Your goal:
Working through the lines below, return each one that holds "from".

Information supplied:
────────────────

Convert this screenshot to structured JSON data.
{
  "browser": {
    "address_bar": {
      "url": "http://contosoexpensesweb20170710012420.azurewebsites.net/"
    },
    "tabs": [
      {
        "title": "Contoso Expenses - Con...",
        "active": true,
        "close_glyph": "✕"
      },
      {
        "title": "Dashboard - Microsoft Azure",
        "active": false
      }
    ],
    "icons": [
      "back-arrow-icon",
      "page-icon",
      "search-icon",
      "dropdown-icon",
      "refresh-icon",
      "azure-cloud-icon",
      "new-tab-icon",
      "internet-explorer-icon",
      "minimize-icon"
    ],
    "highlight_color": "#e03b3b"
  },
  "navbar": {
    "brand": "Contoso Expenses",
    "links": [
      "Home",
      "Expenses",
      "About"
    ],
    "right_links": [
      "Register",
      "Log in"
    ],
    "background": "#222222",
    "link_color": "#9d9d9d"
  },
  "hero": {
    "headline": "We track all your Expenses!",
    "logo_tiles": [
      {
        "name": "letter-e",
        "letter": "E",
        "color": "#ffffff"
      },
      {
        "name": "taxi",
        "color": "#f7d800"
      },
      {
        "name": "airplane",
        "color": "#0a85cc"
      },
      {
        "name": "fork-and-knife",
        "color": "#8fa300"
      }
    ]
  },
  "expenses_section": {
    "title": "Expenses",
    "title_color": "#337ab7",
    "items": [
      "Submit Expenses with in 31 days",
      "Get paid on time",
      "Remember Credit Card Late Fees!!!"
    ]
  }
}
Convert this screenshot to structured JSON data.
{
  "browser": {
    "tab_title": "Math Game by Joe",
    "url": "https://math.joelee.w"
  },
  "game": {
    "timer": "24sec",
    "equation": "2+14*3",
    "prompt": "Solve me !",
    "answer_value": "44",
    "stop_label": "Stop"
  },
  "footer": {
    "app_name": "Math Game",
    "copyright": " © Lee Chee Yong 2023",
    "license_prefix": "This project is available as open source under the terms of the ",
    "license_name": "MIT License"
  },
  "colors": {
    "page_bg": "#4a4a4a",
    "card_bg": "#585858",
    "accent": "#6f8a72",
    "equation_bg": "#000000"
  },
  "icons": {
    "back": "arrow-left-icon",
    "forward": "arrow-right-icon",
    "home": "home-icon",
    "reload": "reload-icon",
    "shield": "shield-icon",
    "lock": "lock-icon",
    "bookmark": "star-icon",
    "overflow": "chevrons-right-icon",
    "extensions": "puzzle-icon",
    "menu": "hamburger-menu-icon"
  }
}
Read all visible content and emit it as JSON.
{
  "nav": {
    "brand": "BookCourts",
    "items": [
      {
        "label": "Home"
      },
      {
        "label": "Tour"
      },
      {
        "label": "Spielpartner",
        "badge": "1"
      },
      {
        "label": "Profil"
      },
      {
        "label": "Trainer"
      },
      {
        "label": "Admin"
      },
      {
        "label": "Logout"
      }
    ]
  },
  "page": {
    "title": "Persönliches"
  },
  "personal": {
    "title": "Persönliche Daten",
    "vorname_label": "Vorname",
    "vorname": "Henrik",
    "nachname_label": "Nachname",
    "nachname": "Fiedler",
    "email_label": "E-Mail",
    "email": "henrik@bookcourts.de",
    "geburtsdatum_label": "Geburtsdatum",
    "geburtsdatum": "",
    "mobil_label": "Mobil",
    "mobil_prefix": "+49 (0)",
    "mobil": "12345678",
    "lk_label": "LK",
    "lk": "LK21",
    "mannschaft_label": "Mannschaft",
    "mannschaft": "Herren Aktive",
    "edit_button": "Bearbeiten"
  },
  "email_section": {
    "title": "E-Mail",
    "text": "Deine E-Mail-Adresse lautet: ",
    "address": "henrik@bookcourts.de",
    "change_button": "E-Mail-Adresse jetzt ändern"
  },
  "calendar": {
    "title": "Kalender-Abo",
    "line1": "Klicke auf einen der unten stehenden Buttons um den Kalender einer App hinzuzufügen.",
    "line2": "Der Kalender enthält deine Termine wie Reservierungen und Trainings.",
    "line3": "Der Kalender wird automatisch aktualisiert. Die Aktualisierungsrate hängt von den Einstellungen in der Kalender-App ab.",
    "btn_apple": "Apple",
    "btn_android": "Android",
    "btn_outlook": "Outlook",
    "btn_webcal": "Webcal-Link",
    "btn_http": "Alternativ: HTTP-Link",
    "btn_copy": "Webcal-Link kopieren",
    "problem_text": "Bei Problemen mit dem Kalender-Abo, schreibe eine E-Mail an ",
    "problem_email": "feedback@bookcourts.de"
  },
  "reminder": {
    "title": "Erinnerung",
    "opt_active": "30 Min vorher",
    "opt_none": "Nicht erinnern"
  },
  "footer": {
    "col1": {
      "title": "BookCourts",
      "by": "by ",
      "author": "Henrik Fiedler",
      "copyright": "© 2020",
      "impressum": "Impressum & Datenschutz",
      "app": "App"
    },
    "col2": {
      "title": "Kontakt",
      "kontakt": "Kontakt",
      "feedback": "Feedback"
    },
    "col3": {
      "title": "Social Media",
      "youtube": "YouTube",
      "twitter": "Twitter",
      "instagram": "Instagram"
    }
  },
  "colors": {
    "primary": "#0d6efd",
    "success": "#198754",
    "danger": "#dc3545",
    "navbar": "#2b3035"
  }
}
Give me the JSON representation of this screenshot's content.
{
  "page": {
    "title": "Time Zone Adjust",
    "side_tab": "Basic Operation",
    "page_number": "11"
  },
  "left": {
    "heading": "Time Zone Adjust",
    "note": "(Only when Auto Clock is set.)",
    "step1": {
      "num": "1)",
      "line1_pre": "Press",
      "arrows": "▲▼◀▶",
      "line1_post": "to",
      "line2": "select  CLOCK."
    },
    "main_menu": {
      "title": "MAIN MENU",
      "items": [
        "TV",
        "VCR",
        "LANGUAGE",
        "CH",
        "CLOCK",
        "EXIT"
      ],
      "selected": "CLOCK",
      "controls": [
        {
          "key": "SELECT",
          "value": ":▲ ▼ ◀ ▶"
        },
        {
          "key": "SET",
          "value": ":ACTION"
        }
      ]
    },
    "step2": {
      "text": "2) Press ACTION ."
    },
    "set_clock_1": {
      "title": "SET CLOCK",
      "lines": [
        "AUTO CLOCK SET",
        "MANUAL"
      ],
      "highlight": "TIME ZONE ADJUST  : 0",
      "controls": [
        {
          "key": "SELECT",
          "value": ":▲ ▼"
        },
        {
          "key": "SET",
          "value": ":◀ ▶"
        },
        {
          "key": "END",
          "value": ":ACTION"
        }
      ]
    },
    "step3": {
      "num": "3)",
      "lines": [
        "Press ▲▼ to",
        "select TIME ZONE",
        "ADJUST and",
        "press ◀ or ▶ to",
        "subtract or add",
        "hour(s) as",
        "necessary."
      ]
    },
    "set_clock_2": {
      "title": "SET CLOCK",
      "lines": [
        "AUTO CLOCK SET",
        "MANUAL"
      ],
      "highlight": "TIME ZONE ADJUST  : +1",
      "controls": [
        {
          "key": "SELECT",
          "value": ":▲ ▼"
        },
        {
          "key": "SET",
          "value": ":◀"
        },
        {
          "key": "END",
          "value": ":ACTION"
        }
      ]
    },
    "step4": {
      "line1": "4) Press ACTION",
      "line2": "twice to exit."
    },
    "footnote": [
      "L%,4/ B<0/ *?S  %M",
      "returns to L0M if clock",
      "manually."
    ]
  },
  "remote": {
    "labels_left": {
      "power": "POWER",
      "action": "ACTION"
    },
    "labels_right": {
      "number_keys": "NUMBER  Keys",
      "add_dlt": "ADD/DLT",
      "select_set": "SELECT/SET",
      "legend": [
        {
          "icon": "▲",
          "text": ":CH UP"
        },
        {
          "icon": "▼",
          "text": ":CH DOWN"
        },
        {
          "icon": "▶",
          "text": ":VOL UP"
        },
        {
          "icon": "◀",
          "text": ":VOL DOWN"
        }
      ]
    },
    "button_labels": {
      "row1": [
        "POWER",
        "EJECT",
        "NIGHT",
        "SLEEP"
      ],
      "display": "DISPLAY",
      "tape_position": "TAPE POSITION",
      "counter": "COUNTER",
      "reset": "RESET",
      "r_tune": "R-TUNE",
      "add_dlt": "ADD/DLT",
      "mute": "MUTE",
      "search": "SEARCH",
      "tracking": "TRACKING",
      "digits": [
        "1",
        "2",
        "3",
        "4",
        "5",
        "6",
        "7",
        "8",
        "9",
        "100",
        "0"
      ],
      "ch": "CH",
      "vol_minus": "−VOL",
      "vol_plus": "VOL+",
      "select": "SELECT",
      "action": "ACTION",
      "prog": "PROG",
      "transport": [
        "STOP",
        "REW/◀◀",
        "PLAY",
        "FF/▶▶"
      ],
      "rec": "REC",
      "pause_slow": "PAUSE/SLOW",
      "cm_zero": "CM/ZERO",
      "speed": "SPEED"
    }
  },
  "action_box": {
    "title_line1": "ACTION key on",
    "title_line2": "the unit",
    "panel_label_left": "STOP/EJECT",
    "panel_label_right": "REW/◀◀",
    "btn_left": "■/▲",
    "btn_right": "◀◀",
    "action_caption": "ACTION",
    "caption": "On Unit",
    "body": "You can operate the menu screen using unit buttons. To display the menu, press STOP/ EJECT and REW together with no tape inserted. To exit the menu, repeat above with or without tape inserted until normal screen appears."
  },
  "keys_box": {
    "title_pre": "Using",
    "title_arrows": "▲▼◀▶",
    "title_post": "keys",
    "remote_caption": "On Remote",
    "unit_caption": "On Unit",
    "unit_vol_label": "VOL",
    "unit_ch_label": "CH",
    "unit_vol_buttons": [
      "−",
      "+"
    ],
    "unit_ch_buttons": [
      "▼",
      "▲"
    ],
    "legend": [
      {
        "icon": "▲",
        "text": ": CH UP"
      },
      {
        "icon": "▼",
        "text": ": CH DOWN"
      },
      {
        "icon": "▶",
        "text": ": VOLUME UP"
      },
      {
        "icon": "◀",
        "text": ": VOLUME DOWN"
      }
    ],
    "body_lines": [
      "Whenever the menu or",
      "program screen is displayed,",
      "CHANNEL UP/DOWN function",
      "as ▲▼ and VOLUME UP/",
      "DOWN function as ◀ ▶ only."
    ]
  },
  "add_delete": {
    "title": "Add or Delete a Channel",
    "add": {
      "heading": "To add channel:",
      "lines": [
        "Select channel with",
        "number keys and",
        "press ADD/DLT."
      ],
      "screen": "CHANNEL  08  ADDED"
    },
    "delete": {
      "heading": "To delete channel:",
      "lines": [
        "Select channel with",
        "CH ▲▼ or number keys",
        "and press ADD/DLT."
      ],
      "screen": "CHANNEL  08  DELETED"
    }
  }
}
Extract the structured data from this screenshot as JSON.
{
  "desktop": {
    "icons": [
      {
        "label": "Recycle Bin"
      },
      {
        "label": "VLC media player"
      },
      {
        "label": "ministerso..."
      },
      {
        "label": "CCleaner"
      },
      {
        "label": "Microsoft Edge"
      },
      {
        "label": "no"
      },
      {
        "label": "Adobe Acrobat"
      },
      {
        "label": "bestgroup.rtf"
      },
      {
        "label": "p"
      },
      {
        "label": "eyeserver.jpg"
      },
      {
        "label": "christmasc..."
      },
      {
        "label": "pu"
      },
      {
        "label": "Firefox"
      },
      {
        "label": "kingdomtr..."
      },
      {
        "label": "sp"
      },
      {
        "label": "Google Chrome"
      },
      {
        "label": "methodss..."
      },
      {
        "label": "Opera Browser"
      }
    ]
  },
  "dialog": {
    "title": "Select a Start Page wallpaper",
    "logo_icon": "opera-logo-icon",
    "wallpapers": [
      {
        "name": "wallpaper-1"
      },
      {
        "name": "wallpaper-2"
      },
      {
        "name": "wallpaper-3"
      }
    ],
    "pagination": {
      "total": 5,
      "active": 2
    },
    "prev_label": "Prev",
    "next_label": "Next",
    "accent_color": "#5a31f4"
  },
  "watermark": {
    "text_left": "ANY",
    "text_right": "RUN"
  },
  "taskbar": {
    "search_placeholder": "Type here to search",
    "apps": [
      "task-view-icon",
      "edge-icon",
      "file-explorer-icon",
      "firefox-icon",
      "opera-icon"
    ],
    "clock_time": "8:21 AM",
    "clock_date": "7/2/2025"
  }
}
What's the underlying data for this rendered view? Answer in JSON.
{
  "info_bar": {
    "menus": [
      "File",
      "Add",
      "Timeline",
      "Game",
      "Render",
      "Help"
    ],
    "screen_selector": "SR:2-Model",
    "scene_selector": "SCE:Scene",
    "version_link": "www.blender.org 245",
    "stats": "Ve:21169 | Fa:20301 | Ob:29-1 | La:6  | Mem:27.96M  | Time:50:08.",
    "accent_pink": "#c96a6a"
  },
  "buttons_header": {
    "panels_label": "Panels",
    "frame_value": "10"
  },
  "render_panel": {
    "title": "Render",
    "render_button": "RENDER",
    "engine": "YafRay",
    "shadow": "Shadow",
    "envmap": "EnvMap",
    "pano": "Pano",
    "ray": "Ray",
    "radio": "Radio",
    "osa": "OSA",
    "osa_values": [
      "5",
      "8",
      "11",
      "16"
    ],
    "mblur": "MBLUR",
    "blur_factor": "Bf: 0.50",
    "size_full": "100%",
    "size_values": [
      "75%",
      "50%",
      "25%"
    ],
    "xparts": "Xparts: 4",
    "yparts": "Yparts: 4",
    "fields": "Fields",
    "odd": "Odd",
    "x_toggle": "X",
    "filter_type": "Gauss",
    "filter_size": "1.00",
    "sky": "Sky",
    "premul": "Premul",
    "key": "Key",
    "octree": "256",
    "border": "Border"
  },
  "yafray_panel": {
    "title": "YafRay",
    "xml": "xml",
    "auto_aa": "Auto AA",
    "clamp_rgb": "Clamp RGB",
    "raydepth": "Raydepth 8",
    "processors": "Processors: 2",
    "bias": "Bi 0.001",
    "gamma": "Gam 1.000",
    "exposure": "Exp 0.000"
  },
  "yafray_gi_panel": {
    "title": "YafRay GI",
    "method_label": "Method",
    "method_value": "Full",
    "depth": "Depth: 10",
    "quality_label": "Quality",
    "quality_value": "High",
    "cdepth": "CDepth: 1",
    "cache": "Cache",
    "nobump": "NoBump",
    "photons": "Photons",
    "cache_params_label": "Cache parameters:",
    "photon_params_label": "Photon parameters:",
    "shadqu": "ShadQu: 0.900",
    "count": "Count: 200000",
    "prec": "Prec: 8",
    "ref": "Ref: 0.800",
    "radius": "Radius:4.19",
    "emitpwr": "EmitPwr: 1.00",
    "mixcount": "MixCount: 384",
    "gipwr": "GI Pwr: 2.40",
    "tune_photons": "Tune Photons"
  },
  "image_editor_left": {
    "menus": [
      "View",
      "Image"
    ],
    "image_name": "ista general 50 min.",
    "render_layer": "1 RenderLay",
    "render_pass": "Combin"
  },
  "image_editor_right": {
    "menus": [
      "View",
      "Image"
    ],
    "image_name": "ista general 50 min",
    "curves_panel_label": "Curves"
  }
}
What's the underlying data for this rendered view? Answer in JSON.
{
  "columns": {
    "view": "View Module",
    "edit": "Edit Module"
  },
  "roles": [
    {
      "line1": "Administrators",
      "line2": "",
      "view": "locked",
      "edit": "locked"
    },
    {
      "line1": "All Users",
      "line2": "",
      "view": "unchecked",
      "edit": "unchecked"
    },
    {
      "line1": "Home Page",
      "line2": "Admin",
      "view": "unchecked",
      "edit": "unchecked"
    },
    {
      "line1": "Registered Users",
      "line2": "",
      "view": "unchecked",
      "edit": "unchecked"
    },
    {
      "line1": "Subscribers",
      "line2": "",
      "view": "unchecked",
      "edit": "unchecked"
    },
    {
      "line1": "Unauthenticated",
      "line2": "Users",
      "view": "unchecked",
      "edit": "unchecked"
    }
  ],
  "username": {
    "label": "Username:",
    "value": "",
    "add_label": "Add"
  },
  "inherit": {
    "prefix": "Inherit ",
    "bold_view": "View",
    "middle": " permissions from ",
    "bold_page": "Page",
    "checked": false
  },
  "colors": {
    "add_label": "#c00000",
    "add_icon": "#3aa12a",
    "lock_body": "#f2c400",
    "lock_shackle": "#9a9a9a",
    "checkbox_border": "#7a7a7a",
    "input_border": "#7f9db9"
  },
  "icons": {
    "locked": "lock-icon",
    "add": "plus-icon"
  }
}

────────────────

Problem solution:
Extract the structured data from this screenshot as JSON.
    "middle": " permissions from ",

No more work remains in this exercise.